NIST, Semiconductors, and the CHIPS & Science Act

Organizers:

Miki Banu | ISD Associate Chair for Doctoral Education and Research

Collegiate Research Professor | Mechanical Engineering

Judy Jin | ISD Manufacturing Program Director | Professor of IOE

Abstract:

The CHIPS and Science Act was signed into law in August 2022. In this case “CHIPS” stands for Creating Helpful Incentives to Produce Semiconductors. In this once in a lifetime event, the U.S. Congress has appropriated $11 billion for research and development in all aspects of the semiconductor and microelectronics world. The nation has a unique opportunity to bolster the U.S. integrated circuit and packaging production supply chain, and with this effort, we can prepare for long-term U.S. leadership in microelectronics. NIST has been tasked with managing the CHIPS program, and this talk will present the opportunities described in the legislation and the approach that NIST and the Department of Commerce are taking for implementation. In addition, the capabilities of the NIST research labs in metrology and standards support of the microelectronics industry will be described.

Speaker Bio:

DrGayle is Deputy Director of the Office of Advanced Manufacturing at the National Institute of Standards and Technology, and also Deputy Director of the U.S. Advanced Manufacturing National Program Office.

DrGayle started his career with 11 years in industry, developing aerospace alloys and their manufacturing scale-up processes. He then joined the NIST Metallurgy Division where he spent much of his career, ultimately as Division Chief. As Chief, Dr. Gayle developed major programs in energy, microelectronics, and mechanical properties.

From 2002 through 2007, Dr. Gayle headed the team of experts investigating the structural steel involved in the collapse of the World Trade Center towers on September 11, 2001. The Congressionally directed NIST investigation led to major changes in building codes across the globe, dramatically enhancing building safety.
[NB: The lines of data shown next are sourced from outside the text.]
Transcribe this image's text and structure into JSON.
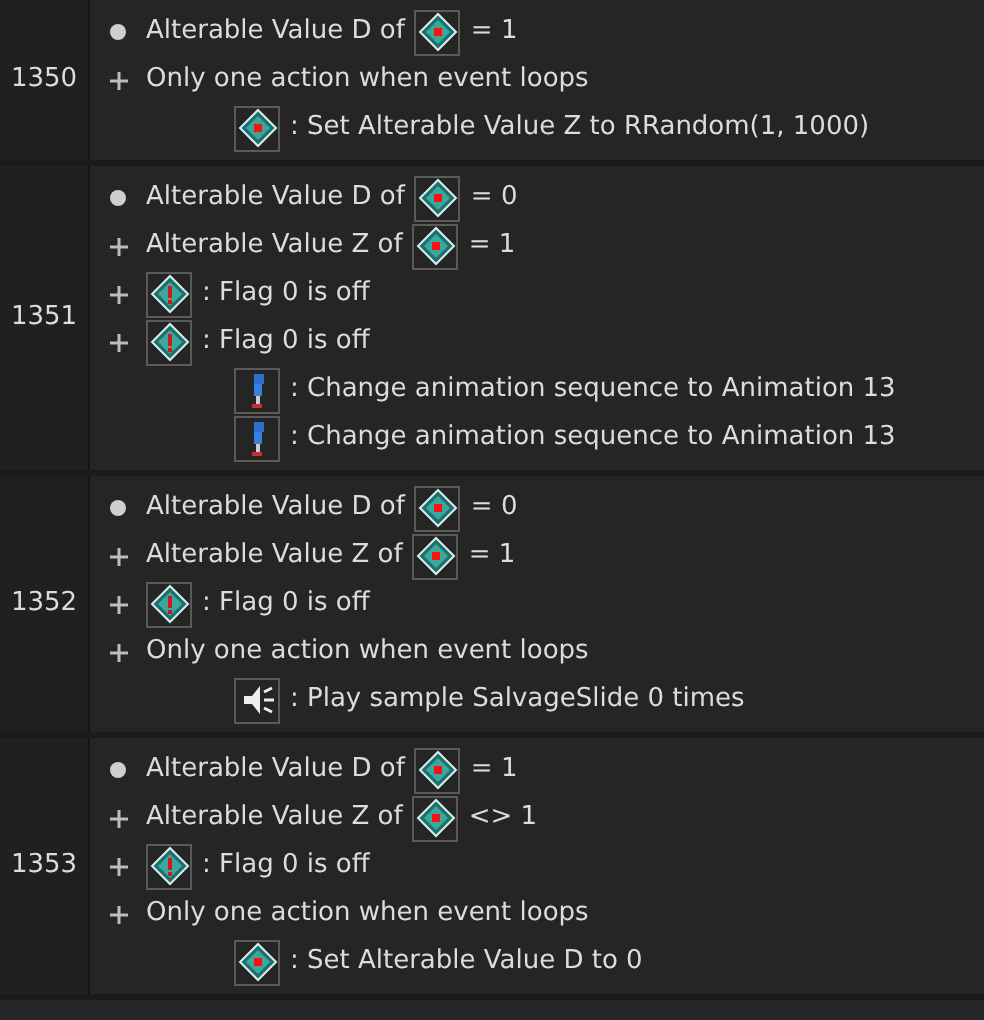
{
  "events": [
    {
      "number": "1350",
      "lines": [
        {
          "kind": "first-condition",
          "before": "Alterable Value D of",
          "object": {
            "kind": "counter"
          },
          "after": "= 1"
        },
        {
          "kind": "and-condition",
          "before": "Only one action when event loops"
        },
        {
          "kind": "action",
          "object": {
            "kind": "counter"
          },
          "after": ": Set Alterable Value Z to RRandom(1, 1000)"
        }
      ]
    },
    {
      "number": "1351",
      "lines": [
        {
          "kind": "first-condition",
          "before": "Alterable Value D of",
          "object": {
            "kind": "counter"
          },
          "after": "= 0"
        },
        {
          "kind": "and-condition",
          "before": "Alterable Value Z of",
          "object": {
            "kind": "counter"
          },
          "after": "= 1"
        },
        {
          "kind": "and-condition",
          "object": {
            "kind": "flag"
          },
          "after": ": Flag 0 is off"
        },
        {
          "kind": "and-condition",
          "object": {
            "kind": "flag"
          },
          "after": ": Flag 0 is off"
        },
        {
          "kind": "action",
          "object": {
            "kind": "sprite"
          },
          "after": ": Change animation sequence to Animation 13"
        },
        {
          "kind": "action",
          "object": {
            "kind": "sprite"
          },
          "after": ": Change animation sequence to Animation 13"
        }
      ]
    },
    {
      "number": "1352",
      "lines": [
        {
          "kind": "first-condition",
          "before": "Alterable Value D of",
          "object": {
            "kind": "counter"
          },
          "after": "= 0"
        },
        {
          "kind": "and-condition",
          "before": "Alterable Value Z of",
          "object": {
            "kind": "counter"
          },
          "after": "= 1"
        },
        {
          "kind": "and-condition",
          "object": {
            "kind": "flag"
          },
          "after": ": Flag 0 is off"
        },
        {
          "kind": "and-condition",
          "before": "Only one action when event loops"
        },
        {
          "kind": "action",
          "object": {
            "kind": "sound"
          },
          "after": ": Play sample SalvageSlide 0 times"
        }
      ]
    },
    {
      "number": "1353",
      "lines": [
        {
          "kind": "first-condition",
          "before": "Alterable Value D of",
          "object": {
            "kind": "counter"
          },
          "after": "= 1"
        },
        {
          "kind": "and-condition",
          "before": "Alterable Value Z of",
          "object": {
            "kind": "counter"
          },
          "after": "<> 1"
        },
        {
          "kind": "and-condition",
          "object": {
            "kind": "flag"
          },
          "after": ": Flag 0 is off"
        },
        {
          "kind": "and-condition",
          "before": "Only one action when event loops"
        },
        {
          "kind": "action",
          "object": {
            "kind": "counter"
          },
          "after": ": Set Alterable Value D to 0"
        }
      ]
    }
  ]
}
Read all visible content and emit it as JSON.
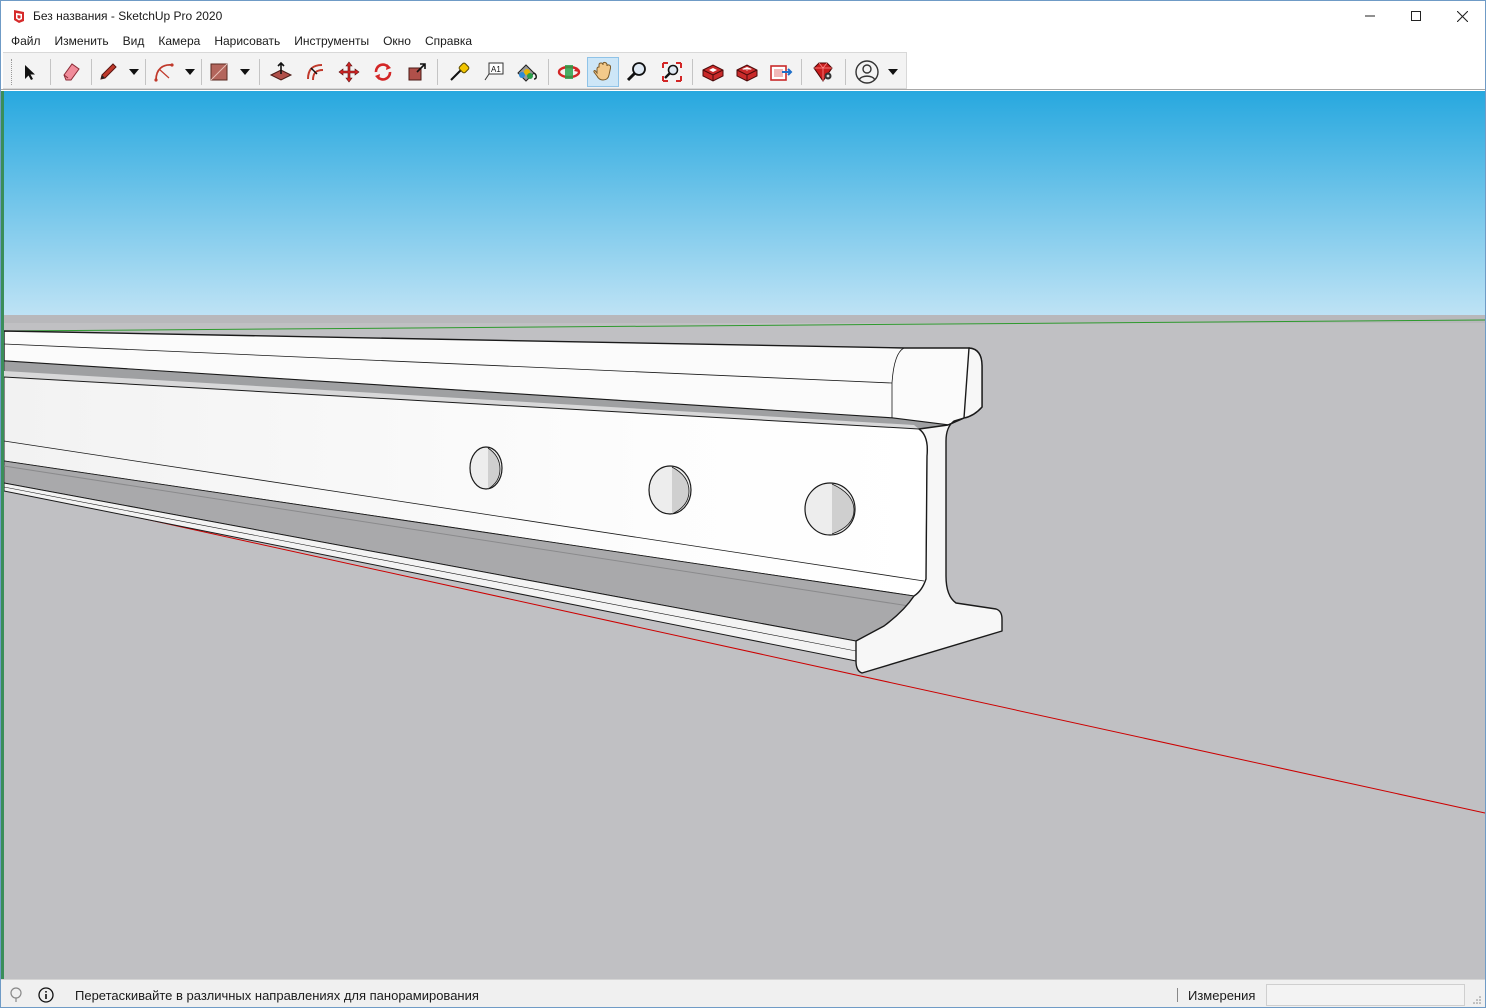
{
  "window": {
    "title": "Без названия - SketchUp Pro 2020",
    "controls": {
      "minimize": "—",
      "maximize": "☐",
      "close": "✕"
    }
  },
  "menu": [
    "Файл",
    "Изменить",
    "Вид",
    "Камера",
    "Нарисовать",
    "Инструменты",
    "Окно",
    "Справка"
  ],
  "toolbar": {
    "tools": [
      {
        "name": "select",
        "icon": "arrow-cursor-icon"
      },
      {
        "name": "eraser",
        "icon": "eraser-icon"
      },
      {
        "name": "line",
        "icon": "pencil-icon"
      },
      {
        "name": "arc",
        "icon": "arc-icon"
      },
      {
        "name": "shape",
        "icon": "rectangle-icon"
      },
      {
        "name": "push-pull",
        "icon": "push-pull-icon"
      },
      {
        "name": "offset",
        "icon": "offset-icon"
      },
      {
        "name": "move",
        "icon": "move-icon"
      },
      {
        "name": "rotate",
        "icon": "rotate-icon"
      },
      {
        "name": "scale",
        "icon": "scale-icon"
      },
      {
        "name": "tape-measure",
        "icon": "tape-measure-icon"
      },
      {
        "name": "text",
        "icon": "text-icon"
      },
      {
        "name": "paint-bucket",
        "icon": "paint-bucket-icon"
      },
      {
        "name": "orbit",
        "icon": "orbit-icon"
      },
      {
        "name": "pan",
        "icon": "hand-icon",
        "active": true
      },
      {
        "name": "zoom",
        "icon": "zoom-icon"
      },
      {
        "name": "zoom-extents",
        "icon": "zoom-extents-icon"
      },
      {
        "name": "warehouse",
        "icon": "warehouse-icon"
      },
      {
        "name": "extension-warehouse",
        "icon": "extension-warehouse-icon"
      },
      {
        "name": "send-to-layout",
        "icon": "layout-icon"
      },
      {
        "name": "extension-manager",
        "icon": "ruby-icon"
      },
      {
        "name": "account",
        "icon": "user-icon"
      }
    ],
    "text_tool_glyph": "A1"
  },
  "status": {
    "hint": "Перетаскивайте в различных направлениях для панорамирования",
    "measure_label": "Измерения",
    "measure_value": ""
  },
  "colors": {
    "sky_top": "#27a8df",
    "sky_bottom": "#bfe3f5",
    "ground": "#c0c0c3",
    "red_axis": "#cc0000",
    "green_axis": "#2e9a2e",
    "rail_face": "#fbfbfb",
    "rail_shadow": "#a9a9ab"
  }
}
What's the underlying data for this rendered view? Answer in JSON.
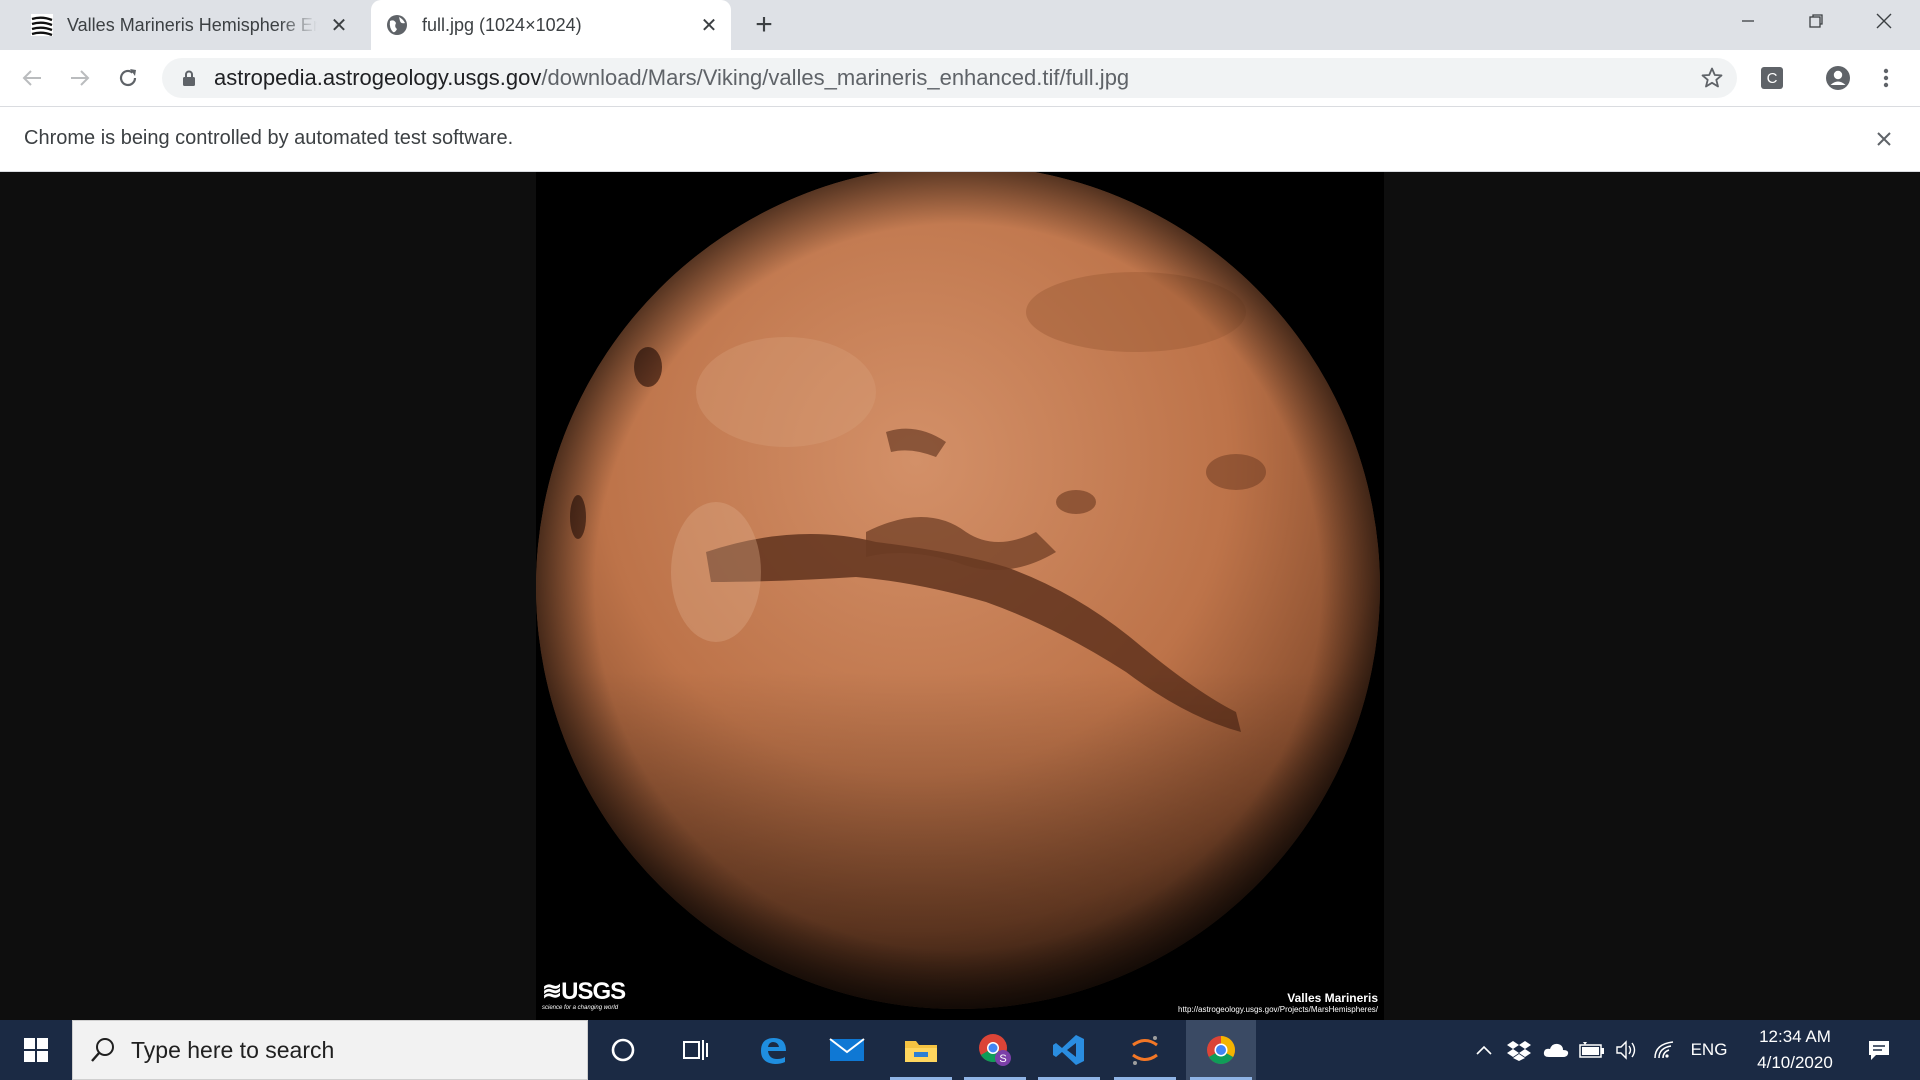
{
  "browser": {
    "tabs": [
      {
        "title": "Valles Marineris Hemisphere Enh",
        "favicon": "usgs-favicon",
        "active": false
      },
      {
        "title": "full.jpg (1024×1024)",
        "favicon": "globe-icon",
        "active": true
      }
    ],
    "address": {
      "host": "astropedia.astrogeology.usgs.gov",
      "path": "/download/Mars/Viking/valles_marineris_enhanced.tif/full.jpg"
    },
    "extension_letter": "C",
    "infobar_text": "Chrome is being controlled by automated test software."
  },
  "image": {
    "logo_text": "≋USGS",
    "logo_tagline": "science for a changing world",
    "caption_title": "Valles Marineris",
    "caption_url": "http://astrogeology.usgs.gov/Projects/MarsHemispheres/"
  },
  "taskbar": {
    "search_placeholder": "Type here to search",
    "language": "ENG",
    "time": "12:34 AM",
    "date": "4/10/2020",
    "pinned": [
      "cortana-icon",
      "task-view-icon",
      "edge-icon",
      "mail-icon",
      "file-explorer-icon",
      "chrome-profile-icon",
      "vscode-icon",
      "jupyter-icon",
      "chrome-icon"
    ]
  },
  "colors": {
    "tabstrip": "#dee1e6",
    "taskbar": "#1b2a44",
    "mars": "#c1764a",
    "page_bg": "#0e0e0e"
  }
}
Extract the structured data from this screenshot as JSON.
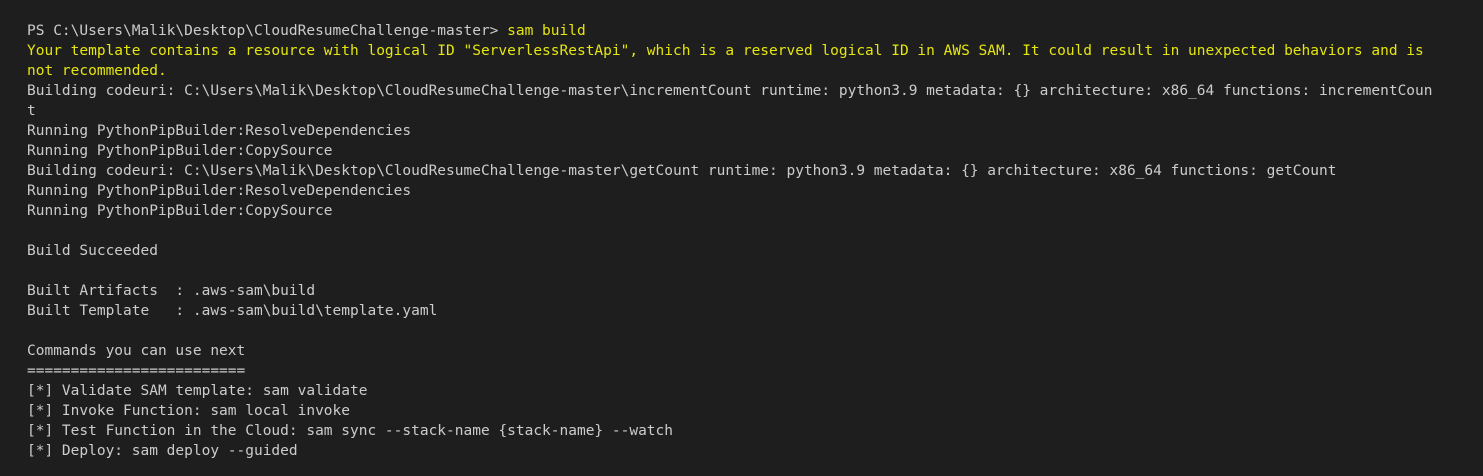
{
  "terminal": {
    "prompt": "PS C:\\Users\\Malik\\Desktop\\CloudResumeChallenge-master> ",
    "command": "sam build",
    "warning_line1": "Your template contains a resource with logical ID \"ServerlessRestApi\", which is a reserved logical ID in AWS SAM. It could result in unexpected behaviors and is",
    "warning_line2": "not recommended.",
    "build1_line1": "Building codeuri: C:\\Users\\Malik\\Desktop\\CloudResumeChallenge-master\\incrementCount runtime: python3.9 metadata: {} architecture: x86_64 functions: incrementCoun",
    "build1_line2": "t",
    "resolve1": "Running PythonPipBuilder:ResolveDependencies",
    "copy1": "Running PythonPipBuilder:CopySource",
    "build2": "Building codeuri: C:\\Users\\Malik\\Desktop\\CloudResumeChallenge-master\\getCount runtime: python3.9 metadata: {} architecture: x86_64 functions: getCount",
    "resolve2": "Running PythonPipBuilder:ResolveDependencies",
    "copy2": "Running PythonPipBuilder:CopySource",
    "succeeded": "Build Succeeded",
    "artifacts": "Built Artifacts  : .aws-sam\\build",
    "template": "Built Template   : .aws-sam\\build\\template.yaml",
    "next_header": "Commands you can use next",
    "separator": "=========================",
    "next_validate": "[*] Validate SAM template: sam validate",
    "next_invoke": "[*] Invoke Function: sam local invoke",
    "next_test": "[*] Test Function in the Cloud: sam sync --stack-name {stack-name} --watch",
    "next_deploy": "[*] Deploy: sam deploy --guided"
  },
  "colors": {
    "background": "#1e1e1e",
    "text": "#cccccc",
    "warning": "#e5e510"
  }
}
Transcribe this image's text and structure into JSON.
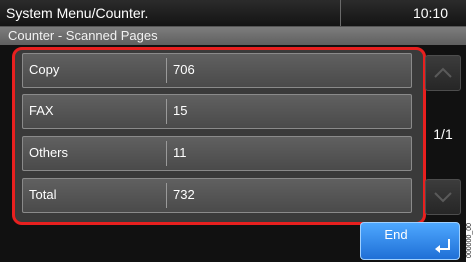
{
  "header": {
    "title": "System Menu/Counter.",
    "time": "10:10"
  },
  "subheader": {
    "title": "Counter - Scanned Pages"
  },
  "counters": [
    {
      "label": "Copy",
      "value": "706"
    },
    {
      "label": "FAX",
      "value": "15"
    },
    {
      "label": "Others",
      "value": "11"
    },
    {
      "label": "Total",
      "value": "732"
    }
  ],
  "pager": {
    "indicator": "1/1",
    "up_icon": "chevron-up-icon",
    "down_icon": "chevron-down-icon"
  },
  "footer": {
    "end_label": "End",
    "end_icon": "enter-icon"
  },
  "colors": {
    "highlight": "#e8201f",
    "end_button": "#2f86e8"
  }
}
Dr. Gayle earned an Sc.D. in Materials Science from the Massachusetts Institute of Technology, and degrees in Civil and Mechanical Engineering from Duke University. He was awarded the NIST Diversity award for his work in staff development and outreach to Minority Serving Institutions, and twice won the Department of Commerce Gold Medal, the Department’s highest award. He is a fellow of ASM International and the Society of Manufacturing Engineers, and a Member of the World Economic Forum – Global Future Council on Production.